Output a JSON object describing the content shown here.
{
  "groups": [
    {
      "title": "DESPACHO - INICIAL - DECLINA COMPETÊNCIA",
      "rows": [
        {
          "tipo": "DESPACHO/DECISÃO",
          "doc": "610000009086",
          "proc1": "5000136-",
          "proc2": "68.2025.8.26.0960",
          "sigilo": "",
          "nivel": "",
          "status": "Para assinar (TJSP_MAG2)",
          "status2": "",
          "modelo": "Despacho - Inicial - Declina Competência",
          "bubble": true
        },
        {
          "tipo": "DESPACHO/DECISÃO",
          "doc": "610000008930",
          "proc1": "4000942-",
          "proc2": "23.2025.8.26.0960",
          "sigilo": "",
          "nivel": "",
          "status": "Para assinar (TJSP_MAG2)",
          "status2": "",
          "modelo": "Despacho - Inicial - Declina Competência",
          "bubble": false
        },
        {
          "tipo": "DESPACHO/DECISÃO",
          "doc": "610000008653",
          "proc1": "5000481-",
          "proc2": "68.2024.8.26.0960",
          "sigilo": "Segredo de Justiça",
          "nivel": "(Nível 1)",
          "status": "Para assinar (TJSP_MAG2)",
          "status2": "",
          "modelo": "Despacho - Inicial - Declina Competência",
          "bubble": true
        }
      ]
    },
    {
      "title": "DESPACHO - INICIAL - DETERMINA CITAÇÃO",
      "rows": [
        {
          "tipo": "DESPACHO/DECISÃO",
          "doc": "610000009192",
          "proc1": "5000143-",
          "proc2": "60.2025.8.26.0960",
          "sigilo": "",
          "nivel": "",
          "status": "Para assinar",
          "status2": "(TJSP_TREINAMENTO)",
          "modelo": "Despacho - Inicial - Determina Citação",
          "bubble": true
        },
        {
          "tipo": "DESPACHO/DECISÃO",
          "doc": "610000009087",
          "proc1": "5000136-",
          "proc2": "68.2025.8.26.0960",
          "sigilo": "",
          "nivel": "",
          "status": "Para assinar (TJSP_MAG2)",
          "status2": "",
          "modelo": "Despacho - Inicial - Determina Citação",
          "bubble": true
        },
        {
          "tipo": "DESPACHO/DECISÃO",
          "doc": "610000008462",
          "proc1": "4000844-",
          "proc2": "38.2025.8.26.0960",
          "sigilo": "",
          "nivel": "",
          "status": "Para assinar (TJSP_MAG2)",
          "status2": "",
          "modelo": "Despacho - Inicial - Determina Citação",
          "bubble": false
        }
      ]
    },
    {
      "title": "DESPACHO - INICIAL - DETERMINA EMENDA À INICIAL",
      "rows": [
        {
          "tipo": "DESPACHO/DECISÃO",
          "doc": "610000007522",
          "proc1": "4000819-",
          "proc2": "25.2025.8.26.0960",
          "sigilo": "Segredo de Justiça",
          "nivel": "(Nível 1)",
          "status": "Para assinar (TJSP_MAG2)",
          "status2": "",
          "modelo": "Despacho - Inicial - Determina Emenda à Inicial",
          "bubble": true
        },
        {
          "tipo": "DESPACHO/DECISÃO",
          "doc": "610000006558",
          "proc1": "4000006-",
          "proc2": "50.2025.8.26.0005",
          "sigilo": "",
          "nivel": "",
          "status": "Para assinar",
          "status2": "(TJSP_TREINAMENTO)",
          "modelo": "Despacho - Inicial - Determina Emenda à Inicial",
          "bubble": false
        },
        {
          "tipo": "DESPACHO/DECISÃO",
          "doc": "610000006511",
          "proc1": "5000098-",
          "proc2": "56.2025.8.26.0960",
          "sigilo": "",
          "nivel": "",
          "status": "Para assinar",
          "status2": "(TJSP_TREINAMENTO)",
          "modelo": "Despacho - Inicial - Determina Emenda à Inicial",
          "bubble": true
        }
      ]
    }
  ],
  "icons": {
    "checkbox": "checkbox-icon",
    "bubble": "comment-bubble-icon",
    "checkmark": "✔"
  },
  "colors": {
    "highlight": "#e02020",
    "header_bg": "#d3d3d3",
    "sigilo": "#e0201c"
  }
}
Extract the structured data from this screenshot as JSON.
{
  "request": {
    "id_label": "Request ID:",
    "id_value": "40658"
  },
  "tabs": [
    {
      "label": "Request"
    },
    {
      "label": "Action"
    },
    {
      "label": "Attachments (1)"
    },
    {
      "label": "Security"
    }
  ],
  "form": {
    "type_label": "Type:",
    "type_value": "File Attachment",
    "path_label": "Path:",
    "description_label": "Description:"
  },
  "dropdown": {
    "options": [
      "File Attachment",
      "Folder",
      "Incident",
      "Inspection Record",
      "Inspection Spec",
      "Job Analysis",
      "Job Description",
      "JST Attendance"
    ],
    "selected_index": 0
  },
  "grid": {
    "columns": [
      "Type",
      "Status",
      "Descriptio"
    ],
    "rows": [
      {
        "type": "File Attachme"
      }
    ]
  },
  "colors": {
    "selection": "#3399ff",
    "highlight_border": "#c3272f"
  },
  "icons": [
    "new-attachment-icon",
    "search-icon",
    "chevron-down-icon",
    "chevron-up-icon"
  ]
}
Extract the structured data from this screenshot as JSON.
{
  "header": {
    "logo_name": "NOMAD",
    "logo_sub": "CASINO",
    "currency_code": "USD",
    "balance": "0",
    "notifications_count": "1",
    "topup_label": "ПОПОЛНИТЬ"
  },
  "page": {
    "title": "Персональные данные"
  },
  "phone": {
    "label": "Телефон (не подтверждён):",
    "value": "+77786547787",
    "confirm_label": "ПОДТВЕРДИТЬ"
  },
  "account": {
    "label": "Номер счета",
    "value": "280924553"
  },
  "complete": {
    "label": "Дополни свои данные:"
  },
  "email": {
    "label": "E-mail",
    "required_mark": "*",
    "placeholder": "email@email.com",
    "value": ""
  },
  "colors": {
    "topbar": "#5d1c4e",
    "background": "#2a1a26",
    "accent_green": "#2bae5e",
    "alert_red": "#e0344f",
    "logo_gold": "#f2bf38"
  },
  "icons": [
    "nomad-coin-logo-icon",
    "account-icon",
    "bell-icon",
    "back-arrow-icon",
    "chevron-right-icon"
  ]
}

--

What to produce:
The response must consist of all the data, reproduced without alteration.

Expected answer:
Output a JSON object describing the content shown here.
{
  "groups": [
    {
      "title": "DESPACHO - INICIAL - DECLINA COMPETÊNCIA",
      "rows": [
        {
          "tipo": "DESPACHO/DECISÃO",
          "doc": "610000009086",
          "proc1": "5000136-",
          "proc2": "68.2025.8.26.0960",
          "sigilo": "",
          "nivel": "",
          "status": "Para assinar (TJSP_MAG2)",
          "status2": "",
          "modelo": "Despacho - Inicial - Declina Competência",
          "bubble": true
        },
        {
          "tipo": "DESPACHO/DECISÃO",
          "doc": "610000008930",
          "proc1": "4000942-",
          "proc2": "23.2025.8.26.0960",
          "sigilo": "",
          "nivel": "",
          "status": "Para assinar (TJSP_MAG2)",
          "status2": "",
          "modelo": "Despacho - Inicial - Declina Competência",
          "bubble": false
        },
        {
          "tipo": "DESPACHO/DECISÃO",
          "doc": "610000008653",
          "proc1": "5000481-",
          "proc2": "68.2024.8.26.0960",
          "sigilo": "Segredo de Justiça",
          "nivel": "(Nível 1)",
          "status": "Para assinar (TJSP_MAG2)",
          "status2": "",
          "modelo": "Despacho - Inicial - Declina Competência",
          "bubble": true
        }
      ]
    },
    {
      "title": "DESPACHO - INICIAL - DETERMINA CITAÇÃO",
      "rows": [
        {
          "tipo": "DESPACHO/DECISÃO",
          "doc": "610000009192",
          "proc1": "5000143-",
          "proc2": "60.2025.8.26.0960",
          "sigilo": "",
          "nivel": "",
          "status": "Para assinar",
          "status2": "(TJSP_TREINAMENTO)",
          "modelo": "Despacho - Inicial - Determina Citação",
          "bubble": true
        },
        {
          "tipo": "DESPACHO/DECISÃO",
          "doc": "610000009087",
          "proc1": "5000136-",
          "proc2": "68.2025.8.26.0960",
          "sigilo": "",
          "nivel": "",
          "status": "Para assinar (TJSP_MAG2)",
          "status2": "",
          "modelo": "Despacho - Inicial - Determina Citação",
          "bubble": true
        },
        {
          "tipo": "DESPACHO/DECISÃO",
          "doc": "610000008462",
          "proc1": "4000844-",
          "proc2": "38.2025.8.26.0960",
          "sigilo": "",
          "nivel": "",
          "status": "Para assinar (TJSP_MAG2)",
          "status2": "",
          "modelo": "Despacho - Inicial - Determina Citação",
          "bubble": false
        }
      ]
    },
    {
      "title": "DESPACHO - INICIAL - DETERMINA EMENDA À INICIAL",
      "rows": [
        {
          "tipo": "DESPACHO/DECISÃO",
          "doc": "610000007522",
          "proc1": "4000819-",
          "proc2": "25.2025.8.26.0960",
          "sigilo": "Segredo de Justiça",
          "nivel": "(Nível 1)",
          "status": "Para assinar (TJSP_MAG2)",
          "status2": "",
          "modelo": "Despacho - Inicial - Determina Emenda à Inicial",
          "bubble": true
        },
        {
          "tipo": "DESPACHO/DECISÃO",
          "doc": "610000006558",
          "proc1": "4000006-",
          "proc2": "50.2025.8.26.0005",
          "sigilo": "",
          "nivel": "",
          "status": "Para assinar",
          "status2": "(TJSP_TREINAMENTO)",
          "modelo": "Despacho - Inicial - Determina Emenda à Inicial",
          "bubble": false
        },
        {
          "tipo": "DESPACHO/DECISÃO",
          "doc": "610000006511",
          "proc1": "5000098-",
          "proc2": "56.2025.8.26.0960",
          "sigilo": "",
          "nivel": "",
          "status": "Para assinar",
          "status2": "(TJSP_TREINAMENTO)",
          "modelo": "Despacho - Inicial - Determina Emenda à Inicial",
          "bubble": true
        }
      ]
    }
  ],
  "icons": {
    "checkbox": "checkbox-icon",
    "bubble": "comment-bubble-icon",
    "checkmark": "✔"
  },
  "colors": {
    "highlight": "#e02020",
    "header_bg": "#d3d3d3",
    "sigilo": "#e0201c"
  }
}
Extract the structured data from this screenshot as JSON.
{
  "request": {
    "id_label": "Request ID:",
    "id_value": "40658"
  },
  "tabs": [
    {
      "label": "Request"
    },
    {
      "label": "Action"
    },
    {
      "label": "Attachments (1)"
    },
    {
      "label": "Security"
    }
  ],
  "form": {
    "type_label": "Type:",
    "type_value": "File Attachment",
    "path_label": "Path:",
    "description_label": "Description:"
  },
  "dropdown": {
    "options": [
      "File Attachment",
      "Folder",
      "Incident",
      "Inspection Record",
      "Inspection Spec",
      "Job Analysis",
      "Job Description",
      "JST Attendance"
    ],
    "selected_index": 0
  },
  "grid": {
    "columns": [
      "Type",
      "Status",
      "Descriptio"
    ],
    "rows": [
      {
        "type": "File Attachme"
      }
    ]
  },
  "colors": {
    "selection": "#3399ff",
    "highlight_border": "#c3272f"
  },
  "icons": [
    "new-attachment-icon",
    "search-icon",
    "chevron-down-icon",
    "chevron-up-icon"
  ]
}
Extract the structured data from this screenshot as JSON.
{
  "header": {
    "logo_name": "NOMAD",
    "logo_sub": "CASINO",
    "currency_code": "USD",
    "balance": "0",
    "notifications_count": "1",
    "topup_label": "ПОПОЛНИТЬ"
  },
  "page": {
    "title": "Персональные данные"
  },
  "phone": {
    "label": "Телефон (не подтверждён):",
    "value": "+77786547787",
    "confirm_label": "ПОДТВЕРДИТЬ"
  },
  "account": {
    "label": "Номер счета",
    "value": "280924553"
  },
  "complete": {
    "label": "Дополни свои данные:"
  },
  "email": {
    "label": "E-mail",
    "required_mark": "*",
    "placeholder": "email@email.com",
    "value": ""
  },
  "colors": {
    "topbar": "#5d1c4e",
    "background": "#2a1a26",
    "accent_green": "#2bae5e",
    "alert_red": "#e0344f",
    "logo_gold": "#f2bf38"
  },
  "icons": [
    "nomad-coin-logo-icon",
    "account-icon",
    "bell-icon",
    "back-arrow-icon",
    "chevron-right-icon"
  ]
}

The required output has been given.